Absurdly Human: The Films of Roy Andersson

  • July 10, 2015 — July 20, 2015

“Life is a tragedy. There’s no happy end for any of us. We all die. But there’s a lot of comedy in it. There’s comedy and vulnerability . . . I’m trying to show what it’s like to be human.”—Roy Andersson. Hailed by the Toronto International Film Festival as “the most distinctive Swedish filmmaker since Ingmar Bergman, Roy Andersson’s biting, idiosyncratic films—droll, absurd, observational comedies—delight as they surface both the nightmare and joy of human existence.” Leading up to the Portland premiere of his newest film, A Pigeon Sat on a Branch Reflecting on Existence, which won the Golden Lion at the Venice Film Festival, we are pleased to offer an Andersson primer, a retrospective of three of the four meticulously crafted features that have established his singular place in international cinema. Though his output of only five feature films over 45 years may be considered modest by one standard, the achievement is grand and singular. Thanks to Magnolia Pictures, Kino International, and the Co-production Office for providing the films.


A Swedish Love Story

Directed by Roy Andersson

Andersson’s first feature, his thesis project at the Swedish Film Institute, was a great critical and popular success in his


Songs from the Second Floor

Directed by Roy Andersson

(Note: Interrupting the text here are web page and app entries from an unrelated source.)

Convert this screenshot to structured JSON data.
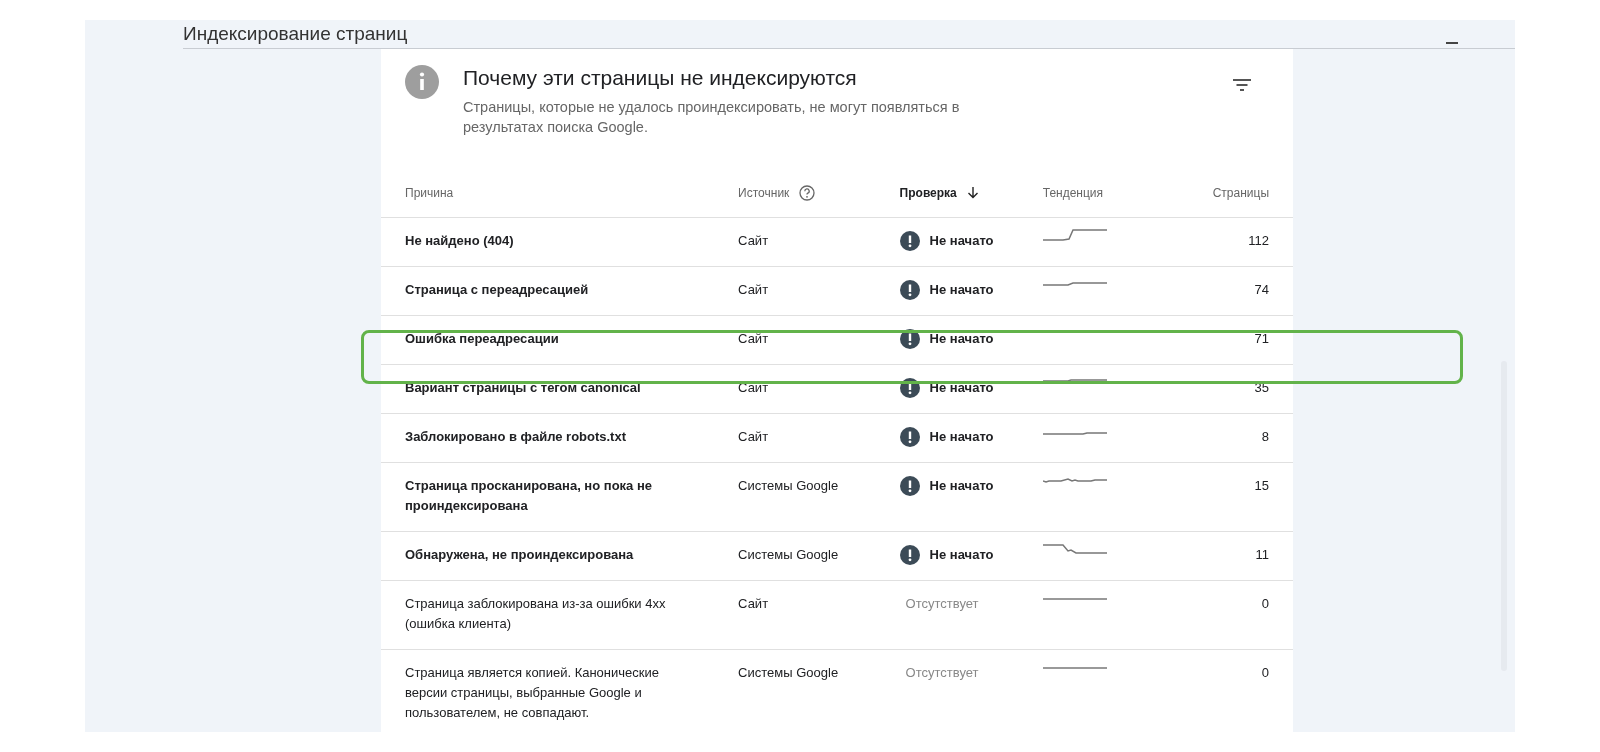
{
  "page": {
    "title": "Индексирование страниц"
  },
  "card": {
    "title": "Почему эти страницы не индексируются",
    "description": "Страницы, которые не удалось проиндексировать, не могут появляться в результатах поиска Google."
  },
  "table": {
    "columns": [
      {
        "label": "Причина",
        "kind": "text",
        "sorted": false
      },
      {
        "label": "Источник",
        "kind": "help",
        "sorted": false
      },
      {
        "label": "Проверка",
        "kind": "text",
        "sorted": true
      },
      {
        "label": "Тенденция",
        "kind": "text",
        "sorted": false
      },
      {
        "label": "Страницы",
        "kind": "number",
        "sorted": false
      }
    ],
    "rows": [
      {
        "reason": "Не найдено (404)",
        "source": "Сайт",
        "status": "Не начато",
        "kind": "warning",
        "pages": "112"
      },
      {
        "reason": "Страница с переадресацией",
        "source": "Сайт",
        "status": "Не начато",
        "kind": "warning",
        "pages": "74"
      },
      {
        "reason": "Ошибка переадресации",
        "source": "Сайт",
        "status": "Не начато",
        "kind": "warning",
        "pages": "71"
      },
      {
        "reason": "Вариант страницы с тегом canonical",
        "source": "Сайт",
        "status": "Не начато",
        "kind": "warning",
        "pages": "35"
      },
      {
        "reason": "Заблокировано в файле robots.txt",
        "source": "Сайт",
        "status": "Не начато",
        "kind": "warning",
        "pages": "8"
      },
      {
        "reason": "Страница просканирована, но пока не проиндексирована",
        "source": "Системы Google",
        "status": "Не начато",
        "kind": "warning",
        "pages": "15"
      },
      {
        "reason": "Обнаружена, не проиндексирована",
        "source": "Системы Google",
        "status": "Не начато",
        "kind": "warning",
        "pages": "11"
      },
      {
        "reason": "Страница заблокирована из-за ошибки 4xx (ошибка клиента)",
        "source": "Сайт",
        "status": "Отсутствует",
        "kind": "plain",
        "pages": "0"
      },
      {
        "reason": "Страница является копией. Канонические версии страницы, выбранные Google и пользователем, не совпадают.",
        "source": "Системы Google",
        "status": "Отсутствует",
        "kind": "plain",
        "pages": "0"
      }
    ]
  }
}
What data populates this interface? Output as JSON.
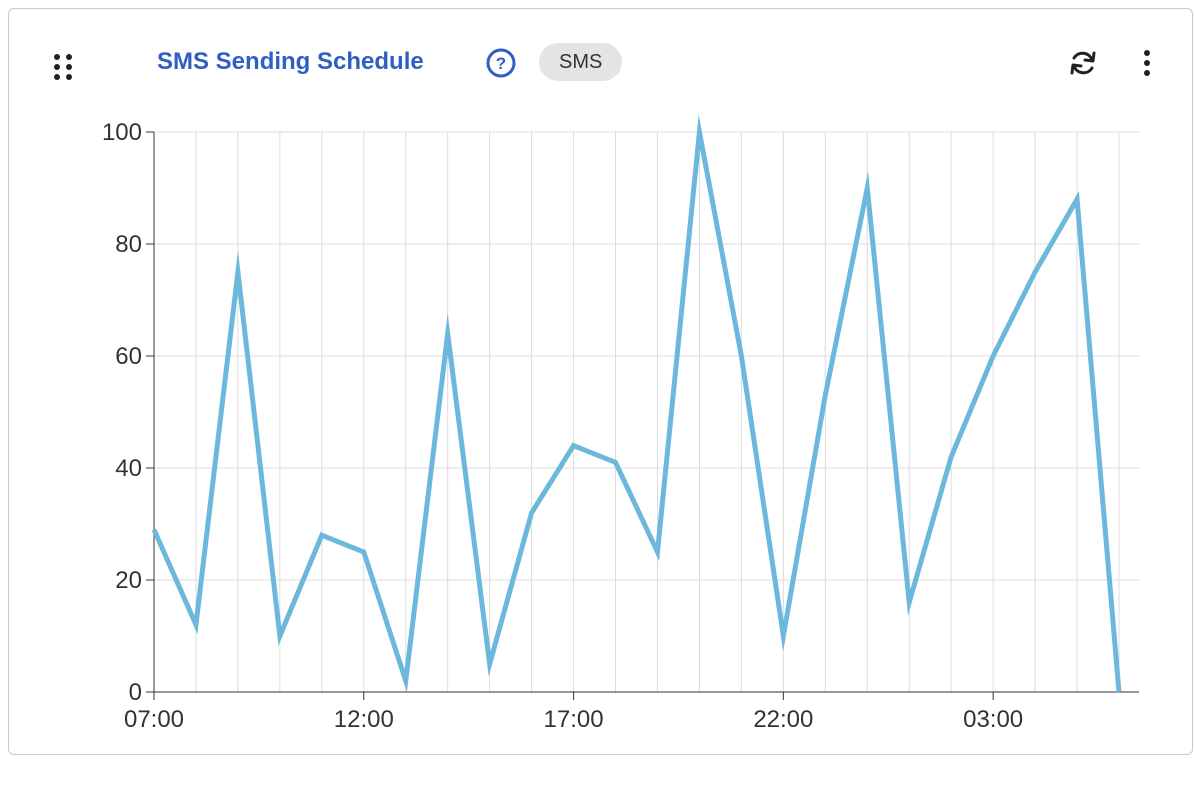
{
  "header": {
    "title": "SMS Sending Schedule",
    "badge": "SMS",
    "icons": {
      "drag": "drag-handle-icon",
      "help": "help-icon",
      "refresh": "refresh-icon",
      "more": "more-vertical-icon"
    }
  },
  "colors": {
    "title": "#2f5fc4",
    "line": "#6cb8dc",
    "grid": "#dcdcdc",
    "axis": "#333333",
    "badge_bg": "#e4e4e4"
  },
  "chart_data": {
    "type": "line",
    "title": "",
    "xlabel": "",
    "ylabel": "",
    "x": [
      "07:00",
      "08:00",
      "09:00",
      "10:00",
      "11:00",
      "12:00",
      "13:00",
      "14:00",
      "15:00",
      "16:00",
      "17:00",
      "18:00",
      "19:00",
      "20:00",
      "21:00",
      "22:00",
      "23:00",
      "00:00",
      "01:00",
      "02:00",
      "03:00",
      "04:00",
      "05:00",
      "06:00"
    ],
    "x_tick_labels": [
      "07:00",
      "12:00",
      "17:00",
      "22:00",
      "03:00"
    ],
    "series": [
      {
        "values": [
          29,
          12,
          75,
          10,
          28,
          25,
          2,
          64,
          5,
          32,
          44,
          41,
          25,
          100,
          60,
          10,
          53,
          90,
          16,
          42,
          60,
          75,
          88,
          0
        ]
      }
    ],
    "y_ticks": [
      0,
      20,
      40,
      60,
      80,
      100
    ],
    "ylim": [
      0,
      100
    ],
    "grid": true,
    "legend": "none"
  }
}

Anderson won the Grand Prize at the Cannes Film Festival for this first part of a “trilogy about being a


You, the Living

Directed by Roy Andersson

You, the Living hilariously explores man’s existence, behavior, thoughts, worries, happiness, sorrow, and a profound longing for validation and love


A Pigeon Sat on a Branch Reflecting on Existence

Directed by Roy Andersson

Winner of the Golden Lion at the Venice Film Festival, Andersson’s new film mirrors a bird’s panoramic perspective of the